The relatives, on the other hand, instead of experiencing the comprehensible happiness implied by receiving a new member into the family, are forced to negotiate the most absurd obstacles.  All males are excluded from the caregiving that the mother requires during her hospital stay, even if they’re the husband or the father of the mother-patient.  Access to the woman during the entire process of childbirth (before and later), as well as any information, is completely null.

We had to wait in the stairwell, hide in the bathroom or conceal ourselves in phone booths with the fear of being expelled from the spacious areas of the maternity hospital.  The space officially dedicated for this is the waiting room, an excessively distant and solitary place where rarely is anything reported.

On one occasion I was pursued by the security guards, who —when seeing that several relatives didn’t leave the building’s second floor— called a police patrol car.  Then the two officers went through the whole building booting people out.  Two minutes later, we were all again sitting on the floor, waiting.

A nurse called a father to show him his newborn, but the man wasn’t there – or maybe he was, some place in the dark waiting room, on another floor or several distance corridors away.  When Isabela was born, as soon as the nurse appeared, we were right there (where it’s prohibited) to see my beautiful niece for the first time.


Isbel Diaz

Isbel Diaz Torres: Pinar del Rio and Havana are my cities. I was born in one on March 1, 1976, and I’ve always lived in the other. I am a biologist and poet, though at times I’ve also been a musician, translator, teacher, computer geek, designer, photographer and editor. I’m very non-conformist and a defender of differences – perhaps due to always having been an ever-repressed “model child.” Nothing enthralls me more than the unknown, nature and art; these serve as my sources of mystery and development. A surprising activism has been born in me over the recent period. Though I’m not very sure how to channel it, I feel that it’s a worthy and legitimate energy. Let’s hope I have the discernment to manage it.

6 thoughts on “Giving Birth in Cuba

  • 6 years ago crazy
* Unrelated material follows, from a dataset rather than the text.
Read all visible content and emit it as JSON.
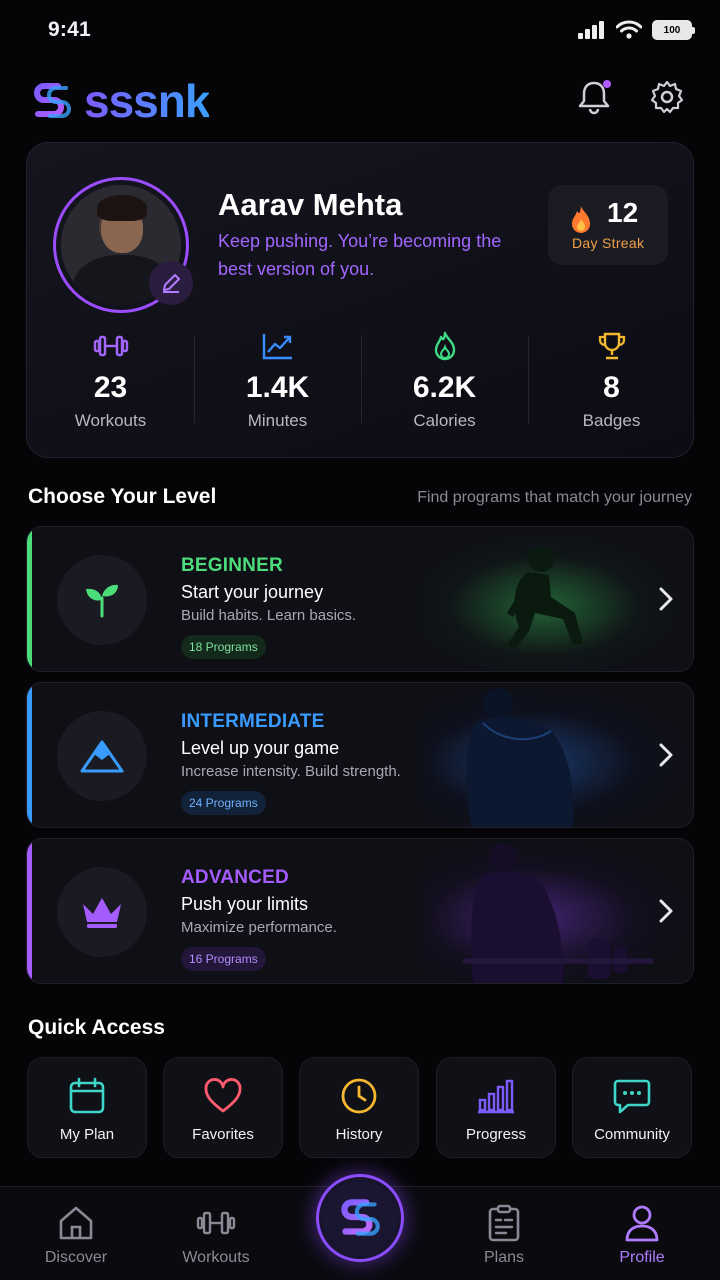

  • Another important documentary on this topic is “Motherland Afghanistan.” Afghani-American filmmaker Sedika Mojadidi shadows her father, a women’s health specialist working to rebuild hospitals in war-torn Afghanistan, in this thought-provoking documentary filmed in the wake of the United States’ invasion of the region. In a country where one in seven women dies during childbirth, many women are willing to travel for days to receive adequate care from a trained professional.

  • A good documentary on this topic in the U.S. is “The Business of Being Born.”

  • Thank you for your continued activism and thoughtful writing. I love you, Isbel.

  • Very unsocialist. In future communist society, things will be very much as you wish for here, by definition. Birth should be a family thing, accomplished more often than not in the home of what will likely be large extended families, much like in most of our human past. Birth will be natural, as women have done for millennia, with hospital intervention just minutes away, if actually necessary: all the medical help necessary being already on the spot. The pathological technologism of an unaccountable bureaucracy is clearly off the rails here (not just in Cuba), as far as real socialist praxis is concerned — and obviously follows the bourgeois/stalinist ‘top-down’ model, as you describe. Thanx for giving us the details on how the much-vaunted cuban medical model actually works in material practice.

Leave a Reply

Your email address will not be published. Required fields are marked *